Pakistan has launched numerous military operations against militants in recent years, but the focus has been on the Pakistani Taliban, who have been waging a bloody insurgency against the state that has killed thousands of people.
The four Lashkar-e-Jhangvi militants killed Tuesday in a suburb of Quetta included Shah Wali, a senior commander involved in attacking Shiites and police officials, said Durrani, the home secretary. Others included Abdul Wahab, a key planner and recruiter” Naeem Khan, a logistics expert who provided explosives” and Anwar Khan, a rank and file militant, said Durrani.
Seven other Lashkar-e-Jhangvi militants were arrested in the operation Tuesday, said Durrani. The more than 170 suspected militants arrested earlier included Haji Mohammad Rafiq, a prominent member of another Sunni extremist organisation, Ahle Sunnat Waljamaat, said the home secretary.
Pakistani Prime Minister Raja Pervez Ashraf first announced the operation in a statement issued by his office on Tuesday that said it “aimed at eliminating those responsible for playing with lives of innocent civilians and restoring peace and security in Quetta.”
The government promised to take action against sectarian militants following protests in January against the billiards hall bombing. Shiites brought the bodies of the victims into the street at the time and refused to bury them unless the government took steps to protect them.
After four days, Islamabad decided to dissolve the provincial government and put a federally-appointed governor in charge. The government said paramilitary forces would receive police powers and launch an operation against the militants behind the billiards hall attack. But officials refused to put the army in control of the city, as they have done this time around.
Around 15,000 Shiites took to the streets to protest near the site of the recent attack Tuesday, before their leaders called an end to the demonstration. Others stayed beside the bodies of the bombing victims inside a nearby mosque. Some chanted “God is great.” Others held placards that said “Stop killing Shiites.”

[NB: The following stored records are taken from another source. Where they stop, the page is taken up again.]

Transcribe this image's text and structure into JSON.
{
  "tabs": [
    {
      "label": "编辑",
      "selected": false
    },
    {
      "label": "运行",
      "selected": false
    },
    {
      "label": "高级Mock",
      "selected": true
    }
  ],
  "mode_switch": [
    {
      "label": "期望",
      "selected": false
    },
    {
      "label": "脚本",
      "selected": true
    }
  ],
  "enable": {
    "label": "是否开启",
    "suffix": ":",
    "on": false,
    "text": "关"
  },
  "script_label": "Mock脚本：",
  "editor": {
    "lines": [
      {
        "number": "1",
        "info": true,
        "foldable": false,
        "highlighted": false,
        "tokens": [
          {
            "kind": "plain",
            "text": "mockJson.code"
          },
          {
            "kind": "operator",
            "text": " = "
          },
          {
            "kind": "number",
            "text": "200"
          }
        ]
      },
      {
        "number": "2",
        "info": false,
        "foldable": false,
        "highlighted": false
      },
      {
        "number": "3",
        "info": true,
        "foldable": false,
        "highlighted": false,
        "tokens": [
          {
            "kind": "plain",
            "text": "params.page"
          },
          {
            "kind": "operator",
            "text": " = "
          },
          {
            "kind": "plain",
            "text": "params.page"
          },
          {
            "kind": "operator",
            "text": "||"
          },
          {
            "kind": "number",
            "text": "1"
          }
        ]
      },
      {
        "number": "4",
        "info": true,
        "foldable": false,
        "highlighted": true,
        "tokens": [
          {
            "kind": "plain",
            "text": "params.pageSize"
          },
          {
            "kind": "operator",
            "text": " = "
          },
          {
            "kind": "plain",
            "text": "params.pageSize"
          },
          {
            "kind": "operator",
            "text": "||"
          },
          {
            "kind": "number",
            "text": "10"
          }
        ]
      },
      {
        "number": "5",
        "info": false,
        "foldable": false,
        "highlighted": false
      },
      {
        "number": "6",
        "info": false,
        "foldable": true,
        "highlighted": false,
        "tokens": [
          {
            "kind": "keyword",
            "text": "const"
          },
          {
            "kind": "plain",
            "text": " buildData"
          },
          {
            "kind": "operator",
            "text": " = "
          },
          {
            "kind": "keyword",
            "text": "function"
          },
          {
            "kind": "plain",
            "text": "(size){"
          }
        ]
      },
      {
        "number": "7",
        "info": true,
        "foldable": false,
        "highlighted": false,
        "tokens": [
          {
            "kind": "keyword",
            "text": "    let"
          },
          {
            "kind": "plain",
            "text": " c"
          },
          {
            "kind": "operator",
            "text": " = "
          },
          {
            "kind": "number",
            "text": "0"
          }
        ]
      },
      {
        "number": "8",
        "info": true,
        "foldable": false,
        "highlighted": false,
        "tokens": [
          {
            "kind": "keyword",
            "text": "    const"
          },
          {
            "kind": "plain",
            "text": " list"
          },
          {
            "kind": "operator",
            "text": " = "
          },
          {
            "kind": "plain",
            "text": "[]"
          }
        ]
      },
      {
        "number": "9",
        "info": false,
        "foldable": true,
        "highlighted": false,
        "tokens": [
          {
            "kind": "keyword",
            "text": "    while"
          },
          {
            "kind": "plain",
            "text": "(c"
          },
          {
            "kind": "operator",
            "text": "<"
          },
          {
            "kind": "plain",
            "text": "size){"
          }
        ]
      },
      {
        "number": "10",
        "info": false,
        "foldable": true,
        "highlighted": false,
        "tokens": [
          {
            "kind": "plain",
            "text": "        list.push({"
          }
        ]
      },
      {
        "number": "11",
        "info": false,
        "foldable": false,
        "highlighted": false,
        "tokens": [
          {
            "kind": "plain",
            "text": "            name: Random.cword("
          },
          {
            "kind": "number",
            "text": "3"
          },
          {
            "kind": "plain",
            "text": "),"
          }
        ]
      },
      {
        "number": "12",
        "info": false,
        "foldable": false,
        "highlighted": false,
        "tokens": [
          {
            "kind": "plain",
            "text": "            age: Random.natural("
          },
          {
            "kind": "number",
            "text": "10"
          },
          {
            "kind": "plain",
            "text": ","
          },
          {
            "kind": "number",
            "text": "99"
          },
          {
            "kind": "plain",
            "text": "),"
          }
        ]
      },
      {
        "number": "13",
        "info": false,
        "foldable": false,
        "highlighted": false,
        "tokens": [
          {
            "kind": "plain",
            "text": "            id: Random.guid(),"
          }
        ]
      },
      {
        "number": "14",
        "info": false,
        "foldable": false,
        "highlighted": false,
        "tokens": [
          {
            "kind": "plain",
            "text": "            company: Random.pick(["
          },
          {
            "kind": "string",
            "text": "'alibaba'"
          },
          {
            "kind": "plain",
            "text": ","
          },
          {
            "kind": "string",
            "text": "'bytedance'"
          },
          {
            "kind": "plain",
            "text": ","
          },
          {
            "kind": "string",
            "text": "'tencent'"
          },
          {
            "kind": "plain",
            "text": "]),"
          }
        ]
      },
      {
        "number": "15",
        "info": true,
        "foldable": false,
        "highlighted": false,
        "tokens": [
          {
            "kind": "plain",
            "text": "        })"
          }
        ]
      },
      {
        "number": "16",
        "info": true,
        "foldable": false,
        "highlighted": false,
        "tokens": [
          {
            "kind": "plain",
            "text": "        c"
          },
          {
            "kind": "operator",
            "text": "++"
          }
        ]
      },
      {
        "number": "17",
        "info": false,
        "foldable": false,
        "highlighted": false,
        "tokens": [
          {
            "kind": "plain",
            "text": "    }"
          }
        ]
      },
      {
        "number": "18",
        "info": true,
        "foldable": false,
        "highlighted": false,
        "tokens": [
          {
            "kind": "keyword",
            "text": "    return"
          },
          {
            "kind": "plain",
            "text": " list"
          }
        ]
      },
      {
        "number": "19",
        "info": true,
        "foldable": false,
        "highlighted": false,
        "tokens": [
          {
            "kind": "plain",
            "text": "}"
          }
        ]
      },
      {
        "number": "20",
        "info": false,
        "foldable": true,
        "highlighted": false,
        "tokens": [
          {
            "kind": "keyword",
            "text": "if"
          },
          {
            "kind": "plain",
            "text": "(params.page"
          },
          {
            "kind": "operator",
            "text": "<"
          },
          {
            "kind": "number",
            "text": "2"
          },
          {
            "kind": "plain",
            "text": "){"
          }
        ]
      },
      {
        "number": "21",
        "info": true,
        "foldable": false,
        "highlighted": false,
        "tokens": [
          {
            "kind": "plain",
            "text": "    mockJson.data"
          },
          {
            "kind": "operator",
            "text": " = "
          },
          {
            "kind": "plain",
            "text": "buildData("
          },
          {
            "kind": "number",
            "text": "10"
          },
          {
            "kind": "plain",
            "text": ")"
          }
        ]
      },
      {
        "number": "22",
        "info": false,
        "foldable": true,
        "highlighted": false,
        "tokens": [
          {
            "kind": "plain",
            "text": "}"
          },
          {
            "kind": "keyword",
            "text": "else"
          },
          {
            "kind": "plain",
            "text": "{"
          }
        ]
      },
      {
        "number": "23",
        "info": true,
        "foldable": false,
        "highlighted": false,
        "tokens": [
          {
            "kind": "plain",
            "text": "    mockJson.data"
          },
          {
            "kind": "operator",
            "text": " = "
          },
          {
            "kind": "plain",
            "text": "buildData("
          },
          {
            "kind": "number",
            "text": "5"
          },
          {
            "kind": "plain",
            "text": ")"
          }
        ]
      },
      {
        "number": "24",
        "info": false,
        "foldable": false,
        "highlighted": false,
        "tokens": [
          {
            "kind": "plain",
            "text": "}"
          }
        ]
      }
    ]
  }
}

Shiite leaders made speeches to the crowd saying their demands had been accepted and urged them to disperse peacefully after the talks with the government delegation. They also urged Shiites in other parts of the country, such as Karachi and Islamabad, to end smaller protests held over the past few days.